# [What you need to do]
Give every entry again, word for word.

*** Extracted information ***

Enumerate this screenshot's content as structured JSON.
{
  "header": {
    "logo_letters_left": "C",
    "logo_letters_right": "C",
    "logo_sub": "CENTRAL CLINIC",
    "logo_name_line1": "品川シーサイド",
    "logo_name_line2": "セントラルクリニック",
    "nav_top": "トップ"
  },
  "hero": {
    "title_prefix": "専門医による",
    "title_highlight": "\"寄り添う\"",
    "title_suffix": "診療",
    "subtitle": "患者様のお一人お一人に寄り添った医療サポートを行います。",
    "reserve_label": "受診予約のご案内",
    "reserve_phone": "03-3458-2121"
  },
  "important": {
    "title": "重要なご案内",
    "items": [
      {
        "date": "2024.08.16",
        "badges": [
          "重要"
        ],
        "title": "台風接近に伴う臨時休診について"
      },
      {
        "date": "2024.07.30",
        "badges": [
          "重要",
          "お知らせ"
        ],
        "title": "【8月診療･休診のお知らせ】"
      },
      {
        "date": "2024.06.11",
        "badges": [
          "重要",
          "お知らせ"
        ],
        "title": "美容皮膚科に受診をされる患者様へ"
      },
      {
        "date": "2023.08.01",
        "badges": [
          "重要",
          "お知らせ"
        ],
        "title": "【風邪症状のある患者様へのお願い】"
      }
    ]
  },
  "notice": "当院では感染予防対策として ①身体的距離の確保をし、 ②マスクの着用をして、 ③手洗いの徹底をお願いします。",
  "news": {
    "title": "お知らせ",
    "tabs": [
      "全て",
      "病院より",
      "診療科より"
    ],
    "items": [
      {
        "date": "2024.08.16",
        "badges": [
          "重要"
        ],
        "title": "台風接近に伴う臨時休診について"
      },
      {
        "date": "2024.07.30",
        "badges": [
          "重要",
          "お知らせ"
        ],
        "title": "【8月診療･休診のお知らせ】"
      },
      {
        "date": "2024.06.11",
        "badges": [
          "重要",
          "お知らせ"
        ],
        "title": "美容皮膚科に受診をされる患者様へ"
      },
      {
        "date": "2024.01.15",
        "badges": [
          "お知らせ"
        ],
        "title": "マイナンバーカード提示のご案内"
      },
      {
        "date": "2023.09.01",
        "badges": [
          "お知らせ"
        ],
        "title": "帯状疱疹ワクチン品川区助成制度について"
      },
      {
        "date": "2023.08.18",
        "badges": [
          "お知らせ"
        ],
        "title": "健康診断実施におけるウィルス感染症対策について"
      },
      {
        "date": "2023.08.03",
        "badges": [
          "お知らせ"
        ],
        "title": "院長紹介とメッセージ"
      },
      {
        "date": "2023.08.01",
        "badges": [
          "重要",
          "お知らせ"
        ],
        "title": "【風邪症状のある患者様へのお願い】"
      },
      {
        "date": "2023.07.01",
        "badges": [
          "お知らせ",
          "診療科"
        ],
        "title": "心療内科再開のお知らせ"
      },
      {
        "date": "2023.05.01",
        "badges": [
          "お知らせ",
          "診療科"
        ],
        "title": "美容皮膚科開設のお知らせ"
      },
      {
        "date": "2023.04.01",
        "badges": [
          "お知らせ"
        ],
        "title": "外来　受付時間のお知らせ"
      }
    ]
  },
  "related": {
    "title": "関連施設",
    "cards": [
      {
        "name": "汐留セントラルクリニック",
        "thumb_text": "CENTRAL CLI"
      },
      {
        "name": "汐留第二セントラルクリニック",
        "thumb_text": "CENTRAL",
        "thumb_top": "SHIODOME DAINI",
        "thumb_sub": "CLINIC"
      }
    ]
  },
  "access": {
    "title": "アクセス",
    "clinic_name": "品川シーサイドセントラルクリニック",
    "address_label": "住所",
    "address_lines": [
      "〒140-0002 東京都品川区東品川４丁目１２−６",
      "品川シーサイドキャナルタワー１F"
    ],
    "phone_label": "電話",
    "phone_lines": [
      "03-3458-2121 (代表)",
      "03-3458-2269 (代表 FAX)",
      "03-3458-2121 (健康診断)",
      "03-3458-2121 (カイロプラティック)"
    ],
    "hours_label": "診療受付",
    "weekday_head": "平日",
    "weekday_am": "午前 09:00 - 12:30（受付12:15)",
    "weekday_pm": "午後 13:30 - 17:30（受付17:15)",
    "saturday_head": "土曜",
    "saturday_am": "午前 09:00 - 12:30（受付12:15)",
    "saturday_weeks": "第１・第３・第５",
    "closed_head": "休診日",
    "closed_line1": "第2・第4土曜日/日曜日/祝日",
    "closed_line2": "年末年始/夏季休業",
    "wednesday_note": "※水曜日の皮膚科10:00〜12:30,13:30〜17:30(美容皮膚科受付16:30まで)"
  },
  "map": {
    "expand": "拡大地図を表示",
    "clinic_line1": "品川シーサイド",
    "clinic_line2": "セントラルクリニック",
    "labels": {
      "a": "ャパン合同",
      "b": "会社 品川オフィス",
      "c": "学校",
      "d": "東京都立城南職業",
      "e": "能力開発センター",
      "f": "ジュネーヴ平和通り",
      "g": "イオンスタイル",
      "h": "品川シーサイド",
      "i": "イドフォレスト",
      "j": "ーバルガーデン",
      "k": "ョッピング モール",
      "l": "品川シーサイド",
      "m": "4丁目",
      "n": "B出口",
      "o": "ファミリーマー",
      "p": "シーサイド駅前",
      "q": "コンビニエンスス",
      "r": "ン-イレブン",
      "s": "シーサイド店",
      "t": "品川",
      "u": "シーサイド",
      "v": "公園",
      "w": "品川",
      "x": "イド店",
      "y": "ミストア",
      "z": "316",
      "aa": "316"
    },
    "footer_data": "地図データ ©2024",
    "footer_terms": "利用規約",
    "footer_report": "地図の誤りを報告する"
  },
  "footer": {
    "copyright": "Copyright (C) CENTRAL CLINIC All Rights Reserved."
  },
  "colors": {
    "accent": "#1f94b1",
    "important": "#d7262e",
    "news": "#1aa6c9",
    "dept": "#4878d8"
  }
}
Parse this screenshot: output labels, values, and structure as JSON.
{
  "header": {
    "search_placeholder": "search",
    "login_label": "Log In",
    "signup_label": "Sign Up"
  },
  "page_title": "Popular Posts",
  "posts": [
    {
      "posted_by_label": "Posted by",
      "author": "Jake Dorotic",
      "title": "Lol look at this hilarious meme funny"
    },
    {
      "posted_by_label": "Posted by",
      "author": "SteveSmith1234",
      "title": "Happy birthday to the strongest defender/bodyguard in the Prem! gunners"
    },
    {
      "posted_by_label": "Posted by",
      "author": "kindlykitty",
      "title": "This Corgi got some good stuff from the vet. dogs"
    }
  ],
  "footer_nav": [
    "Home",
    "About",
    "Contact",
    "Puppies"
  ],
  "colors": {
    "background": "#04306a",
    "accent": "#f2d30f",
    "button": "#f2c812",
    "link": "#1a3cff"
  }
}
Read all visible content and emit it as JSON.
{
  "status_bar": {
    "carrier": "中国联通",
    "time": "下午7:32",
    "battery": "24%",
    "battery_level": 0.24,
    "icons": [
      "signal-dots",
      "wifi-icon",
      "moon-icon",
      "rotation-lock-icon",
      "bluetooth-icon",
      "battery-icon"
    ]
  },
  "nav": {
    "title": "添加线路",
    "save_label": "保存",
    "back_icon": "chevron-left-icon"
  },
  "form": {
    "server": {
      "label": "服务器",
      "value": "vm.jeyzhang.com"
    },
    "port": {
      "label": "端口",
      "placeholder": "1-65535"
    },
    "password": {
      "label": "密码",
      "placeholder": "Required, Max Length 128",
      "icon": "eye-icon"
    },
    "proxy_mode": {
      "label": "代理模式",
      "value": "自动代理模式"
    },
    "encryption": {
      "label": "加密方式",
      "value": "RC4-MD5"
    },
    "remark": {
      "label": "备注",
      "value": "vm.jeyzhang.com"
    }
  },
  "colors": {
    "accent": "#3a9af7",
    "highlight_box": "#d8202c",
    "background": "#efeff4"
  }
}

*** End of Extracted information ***

# [Response to this task]
Enumerate this screenshot's content as structured JSON.
{
  "header": {
    "logo_letters_left": "C",
    "logo_letters_right": "C",
    "logo_sub": "CENTRAL CLINIC",
    "logo_name_line1": "品川シーサイド",
    "logo_name_line2": "セントラルクリニック",
    "nav_top": "トップ"
  },
  "hero": {
    "title_prefix": "専門医による",
    "title_highlight": "\"寄り添う\"",
    "title_suffix": "診療",
    "subtitle": "患者様のお一人お一人に寄り添った医療サポートを行います。",
    "reserve_label": "受診予約のご案内",
    "reserve_phone": "03-3458-2121"
  },
  "important": {
    "title": "重要なご案内",
    "items": [
      {
        "date": "2024.08.16",
        "badges": [
          "重要"
        ],
        "title": "台風接近に伴う臨時休診について"
      },
      {
        "date": "2024.07.30",
        "badges": [
          "重要",
          "お知らせ"
        ],
        "title": "【8月診療･休診のお知らせ】"
      },
      {
        "date": "2024.06.11",
        "badges": [
          "重要",
          "お知らせ"
        ],
        "title": "美容皮膚科に受診をされる患者様へ"
      },
      {
        "date": "2023.08.01",
        "badges": [
          "重要",
          "お知らせ"
        ],
        "title": "【風邪症状のある患者様へのお願い】"
      }
    ]
  },
  "notice": "当院では感染予防対策として ①身体的距離の確保をし、 ②マスクの着用をして、 ③手洗いの徹底をお願いします。",
  "news": {
    "title": "お知らせ",
    "tabs": [
      "全て",
      "病院より",
      "診療科より"
    ],
    "items": [
      {
        "date": "2024.08.16",
        "badges": [
          "重要"
        ],
        "title": "台風接近に伴う臨時休診について"
      },
      {
        "date": "2024.07.30",
        "badges": [
          "重要",
          "お知らせ"
        ],
        "title": "【8月診療･休診のお知らせ】"
      },
      {
        "date": "2024.06.11",
        "badges": [
          "重要",
          "お知らせ"
        ],
        "title": "美容皮膚科に受診をされる患者様へ"
      },
      {
        "date": "2024.01.15",
        "badges": [
          "お知らせ"
        ],
        "title": "マイナンバーカード提示のご案内"
      },
      {
        "date": "2023.09.01",
        "badges": [
          "お知らせ"
        ],
        "title": "帯状疱疹ワクチン品川区助成制度について"
      },
      {
        "date": "2023.08.18",
        "badges": [
          "お知らせ"
        ],
        "title": "健康診断実施におけるウィルス感染症対策について"
      },
      {
        "date": "2023.08.03",
        "badges": [
          "お知らせ"
        ],
        "title": "院長紹介とメッセージ"
      },
      {
        "date": "2023.08.01",
        "badges": [
          "重要",
          "お知らせ"
        ],
        "title": "【風邪症状のある患者様へのお願い】"
      },
      {
        "date": "2023.07.01",
        "badges": [
          "お知らせ",
          "診療科"
        ],
        "title": "心療内科再開のお知らせ"
      },
      {
        "date": "2023.05.01",
        "badges": [
          "お知らせ",
          "診療科"
        ],
        "title": "美容皮膚科開設のお知らせ"
      },
      {
        "date": "2023.04.01",
        "badges": [
          "お知らせ"
        ],
        "title": "外来　受付時間のお知らせ"
      }
    ]
  },
  "related": {
    "title": "関連施設",
    "cards": [
      {
        "name": "汐留セントラルクリニック",
        "thumb_text": "CENTRAL CLI"
      },
      {
        "name": "汐留第二セントラルクリニック",
        "thumb_text": "CENTRAL",
        "thumb_top": "SHIODOME DAINI",
        "thumb_sub": "CLINIC"
      }
    ]
  },
  "access": {
    "title": "アクセス",
    "clinic_name": "品川シーサイドセントラルクリニック",
    "address_label": "住所",
    "address_lines": [
      "〒140-0002 東京都品川区東品川４丁目１２−６",
      "品川シーサイドキャナルタワー１F"
    ],
    "phone_label": "電話",
    "phone_lines": [
      "03-3458-2121 (代表)",
      "03-3458-2269 (代表 FAX)",
      "03-3458-2121 (健康診断)",
      "03-3458-2121 (カイロプラティック)"
    ],
    "hours_label": "診療受付",
    "weekday_head": "平日",
    "weekday_am": "午前 09:00 - 12:30（受付12:15)",
    "weekday_pm": "午後 13:30 - 17:30（受付17:15)",
    "saturday_head": "土曜",
    "saturday_am": "午前 09:00 - 12:30（受付12:15)",
    "saturday_weeks": "第１・第３・第５",
    "closed_head": "休診日",
    "closed_line1": "第2・第4土曜日/日曜日/祝日",
    "closed_line2": "年末年始/夏季休業",
    "wednesday_note": "※水曜日の皮膚科10:00〜12:30,13:30〜17:30(美容皮膚科受付16:30まで)"
  },
  "map": {
    "expand": "拡大地図を表示",
    "clinic_line1": "品川シーサイド",
    "clinic_line2": "セントラルクリニック",
    "labels": {
      "a": "ャパン合同",
      "b": "会社 品川オフィス",
      "c": "学校",
      "d": "東京都立城南職業",
      "e": "能力開発センター",
      "f": "ジュネーヴ平和通り",
      "g": "イオンスタイル",
      "h": "品川シーサイド",
      "i": "イドフォレスト",
      "j": "ーバルガーデン",
      "k": "ョッピング モール",
      "l": "品川シーサイド",
      "m": "4丁目",
      "n": "B出口",
      "o": "ファミリーマー",
      "p": "シーサイド駅前",
      "q": "コンビニエンスス",
      "r": "ン-イレブン",
      "s": "シーサイド店",
      "t": "品川",
      "u": "シーサイド",
      "v": "公園",
      "w": "品川",
      "x": "イド店",
      "y": "ミストア",
      "z": "316",
      "aa": "316"
    },
    "footer_data": "地図データ ©2024",
    "footer_terms": "利用規約",
    "footer_report": "地図の誤りを報告する"
  },
  "footer": {
    "copyright": "Copyright (C) CENTRAL CLINIC All Rights Reserved."
  },
  "colors": {
    "accent": "#1f94b1",
    "important": "#d7262e",
    "news": "#1aa6c9",
    "dept": "#4878d8"
  }
}
Parse this screenshot: output labels, values, and structure as JSON.
{
  "header": {
    "search_placeholder": "search",
    "login_label": "Log In",
    "signup_label": "Sign Up"
  },
  "page_title": "Popular Posts",
  "posts": [
    {
      "posted_by_label": "Posted by",
      "author": "Jake Dorotic",
      "title": "Lol look at this hilarious meme funny"
    },
    {
      "posted_by_label": "Posted by",
      "author": "SteveSmith1234",
      "title": "Happy birthday to the strongest defender/bodyguard in the Prem! gunners"
    },
    {
      "posted_by_label": "Posted by",
      "author": "kindlykitty",
      "title": "This Corgi got some good stuff from the vet. dogs"
    }
  ],
  "footer_nav": [
    "Home",
    "About",
    "Contact",
    "Puppies"
  ],
  "colors": {
    "background": "#04306a",
    "accent": "#f2d30f",
    "button": "#f2c812",
    "link": "#1a3cff"
  }
}
Read all visible content and emit it as JSON.
{
  "status_bar": {
    "carrier": "中国联通",
    "time": "下午7:32",
    "battery": "24%",
    "battery_level": 0.24,
    "icons": [
      "signal-dots",
      "wifi-icon",
      "moon-icon",
      "rotation-lock-icon",
      "bluetooth-icon",
      "battery-icon"
    ]
  },
  "nav": {
    "title": "添加线路",
    "save_label": "保存",
    "back_icon": "chevron-left-icon"
  },
  "form": {
    "server": {
      "label": "服务器",
      "value": "vm.jeyzhang.com"
    },
    "port": {
      "label": "端口",
      "placeholder": "1-65535"
    },
    "password": {
      "label": "密码",
      "placeholder": "Required, Max Length 128",
      "icon": "eye-icon"
    },
    "proxy_mode": {
      "label": "代理模式",
      "value": "自动代理模式"
    },
    "encryption": {
      "label": "加密方式",
      "value": "RC4-MD5"
    },
    "remark": {
      "label": "备注",
      "value": "vm.jeyzhang.com"
    }
  },
  "colors": {
    "accent": "#3a9af7",
    "highlight_box": "#d8202c",
    "background": "#efeff4"
  }
}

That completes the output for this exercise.